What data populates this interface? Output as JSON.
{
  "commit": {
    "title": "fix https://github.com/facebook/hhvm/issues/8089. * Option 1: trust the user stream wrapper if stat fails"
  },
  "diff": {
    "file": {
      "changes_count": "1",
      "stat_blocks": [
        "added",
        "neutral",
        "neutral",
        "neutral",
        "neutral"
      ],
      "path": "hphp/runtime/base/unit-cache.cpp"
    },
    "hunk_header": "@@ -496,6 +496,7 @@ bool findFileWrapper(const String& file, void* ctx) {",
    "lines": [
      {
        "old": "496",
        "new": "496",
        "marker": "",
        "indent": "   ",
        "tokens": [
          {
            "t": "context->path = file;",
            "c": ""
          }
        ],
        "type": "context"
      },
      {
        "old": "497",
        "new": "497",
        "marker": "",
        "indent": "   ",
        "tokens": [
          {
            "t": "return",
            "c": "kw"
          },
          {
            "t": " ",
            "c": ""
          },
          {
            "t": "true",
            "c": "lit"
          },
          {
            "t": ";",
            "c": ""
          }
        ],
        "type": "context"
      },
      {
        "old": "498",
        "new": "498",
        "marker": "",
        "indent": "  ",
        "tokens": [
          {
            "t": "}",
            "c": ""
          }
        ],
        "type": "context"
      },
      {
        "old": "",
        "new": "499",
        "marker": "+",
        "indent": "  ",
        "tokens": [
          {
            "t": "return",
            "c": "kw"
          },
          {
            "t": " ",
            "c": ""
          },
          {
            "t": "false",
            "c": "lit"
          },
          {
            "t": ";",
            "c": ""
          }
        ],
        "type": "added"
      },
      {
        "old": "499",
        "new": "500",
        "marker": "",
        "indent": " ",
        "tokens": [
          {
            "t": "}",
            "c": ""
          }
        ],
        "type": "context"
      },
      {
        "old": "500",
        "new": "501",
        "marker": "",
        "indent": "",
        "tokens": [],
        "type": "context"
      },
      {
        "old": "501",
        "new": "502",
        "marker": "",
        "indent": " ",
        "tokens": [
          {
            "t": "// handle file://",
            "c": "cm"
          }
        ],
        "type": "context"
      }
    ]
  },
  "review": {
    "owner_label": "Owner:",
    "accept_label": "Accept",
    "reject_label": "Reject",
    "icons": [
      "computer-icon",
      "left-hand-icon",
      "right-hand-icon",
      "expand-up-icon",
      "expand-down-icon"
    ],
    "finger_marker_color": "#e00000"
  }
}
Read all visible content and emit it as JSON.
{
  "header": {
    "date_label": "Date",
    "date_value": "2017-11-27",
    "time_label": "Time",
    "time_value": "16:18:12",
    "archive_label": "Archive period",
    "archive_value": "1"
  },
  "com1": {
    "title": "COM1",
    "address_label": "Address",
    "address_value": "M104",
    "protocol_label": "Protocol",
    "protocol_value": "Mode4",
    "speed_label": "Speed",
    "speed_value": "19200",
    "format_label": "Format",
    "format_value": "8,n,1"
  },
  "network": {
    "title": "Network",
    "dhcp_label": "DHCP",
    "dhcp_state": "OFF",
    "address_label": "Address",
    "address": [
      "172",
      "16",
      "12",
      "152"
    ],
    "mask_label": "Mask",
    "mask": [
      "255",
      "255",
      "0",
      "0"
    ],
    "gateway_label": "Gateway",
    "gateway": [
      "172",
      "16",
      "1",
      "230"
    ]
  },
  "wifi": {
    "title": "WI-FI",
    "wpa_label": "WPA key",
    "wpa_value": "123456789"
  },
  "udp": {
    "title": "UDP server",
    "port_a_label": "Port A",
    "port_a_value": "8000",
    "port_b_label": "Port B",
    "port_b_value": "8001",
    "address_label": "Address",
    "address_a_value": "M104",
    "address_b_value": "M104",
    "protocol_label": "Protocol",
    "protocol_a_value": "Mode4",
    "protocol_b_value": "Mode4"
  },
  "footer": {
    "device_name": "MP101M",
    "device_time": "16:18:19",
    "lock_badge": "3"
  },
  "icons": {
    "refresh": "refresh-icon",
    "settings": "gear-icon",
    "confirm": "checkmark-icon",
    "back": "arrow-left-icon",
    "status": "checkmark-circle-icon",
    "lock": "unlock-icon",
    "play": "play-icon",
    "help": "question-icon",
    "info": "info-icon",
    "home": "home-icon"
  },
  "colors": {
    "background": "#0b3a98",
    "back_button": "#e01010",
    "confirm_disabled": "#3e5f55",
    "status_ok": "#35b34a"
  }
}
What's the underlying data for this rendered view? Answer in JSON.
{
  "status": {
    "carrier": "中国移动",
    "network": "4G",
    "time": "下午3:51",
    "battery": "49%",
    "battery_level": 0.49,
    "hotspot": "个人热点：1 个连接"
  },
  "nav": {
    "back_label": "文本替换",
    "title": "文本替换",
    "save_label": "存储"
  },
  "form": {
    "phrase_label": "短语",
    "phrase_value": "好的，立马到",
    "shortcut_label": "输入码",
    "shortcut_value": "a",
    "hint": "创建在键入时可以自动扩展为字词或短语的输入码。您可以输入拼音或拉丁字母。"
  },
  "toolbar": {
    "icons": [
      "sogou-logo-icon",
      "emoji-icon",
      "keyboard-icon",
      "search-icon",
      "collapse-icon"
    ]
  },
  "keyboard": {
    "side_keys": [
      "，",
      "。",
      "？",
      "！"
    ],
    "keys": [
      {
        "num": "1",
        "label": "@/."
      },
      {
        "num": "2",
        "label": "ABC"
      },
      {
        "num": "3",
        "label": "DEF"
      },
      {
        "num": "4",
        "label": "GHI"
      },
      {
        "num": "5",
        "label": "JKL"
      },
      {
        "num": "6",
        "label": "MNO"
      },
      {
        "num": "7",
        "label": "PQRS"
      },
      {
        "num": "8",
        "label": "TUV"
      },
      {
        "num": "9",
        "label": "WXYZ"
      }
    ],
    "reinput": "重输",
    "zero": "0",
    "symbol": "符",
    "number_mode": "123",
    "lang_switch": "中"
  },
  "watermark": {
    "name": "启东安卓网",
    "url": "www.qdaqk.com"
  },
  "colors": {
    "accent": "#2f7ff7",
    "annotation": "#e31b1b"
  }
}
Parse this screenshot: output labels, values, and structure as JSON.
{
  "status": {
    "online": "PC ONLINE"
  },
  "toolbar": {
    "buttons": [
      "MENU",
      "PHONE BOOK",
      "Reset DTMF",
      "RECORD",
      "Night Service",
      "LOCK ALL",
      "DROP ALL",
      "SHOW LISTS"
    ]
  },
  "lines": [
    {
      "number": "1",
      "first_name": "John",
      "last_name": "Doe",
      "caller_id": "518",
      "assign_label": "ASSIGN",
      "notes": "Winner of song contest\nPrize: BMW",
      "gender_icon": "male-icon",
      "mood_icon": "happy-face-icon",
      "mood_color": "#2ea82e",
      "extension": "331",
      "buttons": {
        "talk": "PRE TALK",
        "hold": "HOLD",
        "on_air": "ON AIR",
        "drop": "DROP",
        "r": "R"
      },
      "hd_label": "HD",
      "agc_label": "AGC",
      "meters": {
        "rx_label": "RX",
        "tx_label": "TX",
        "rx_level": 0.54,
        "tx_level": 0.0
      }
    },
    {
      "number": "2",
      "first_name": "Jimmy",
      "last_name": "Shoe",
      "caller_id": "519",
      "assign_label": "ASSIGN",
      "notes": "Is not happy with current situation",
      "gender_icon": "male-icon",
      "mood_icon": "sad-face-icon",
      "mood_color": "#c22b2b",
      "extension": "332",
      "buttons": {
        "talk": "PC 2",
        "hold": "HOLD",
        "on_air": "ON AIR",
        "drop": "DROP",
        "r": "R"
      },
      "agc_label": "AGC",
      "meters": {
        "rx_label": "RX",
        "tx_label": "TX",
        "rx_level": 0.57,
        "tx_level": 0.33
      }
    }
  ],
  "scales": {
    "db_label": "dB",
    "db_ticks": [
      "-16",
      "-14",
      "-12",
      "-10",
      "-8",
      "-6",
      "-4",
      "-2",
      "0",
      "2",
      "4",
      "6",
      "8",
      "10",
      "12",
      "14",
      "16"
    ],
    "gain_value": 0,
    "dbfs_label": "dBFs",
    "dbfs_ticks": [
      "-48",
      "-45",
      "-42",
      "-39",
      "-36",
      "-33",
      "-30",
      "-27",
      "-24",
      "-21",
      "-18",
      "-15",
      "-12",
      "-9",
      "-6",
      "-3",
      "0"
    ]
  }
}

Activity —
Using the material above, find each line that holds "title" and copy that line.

Result of this exercise —
    "title": "fix https://github.com/facebook/hhvm/issues/8089. * Option 1: trust the user stream wrapper if stat fails"
    "title": "COM1",
    "title": "Network",
    "title": "WI-FI",
    "title": "UDP server",
    "title": "文本替换",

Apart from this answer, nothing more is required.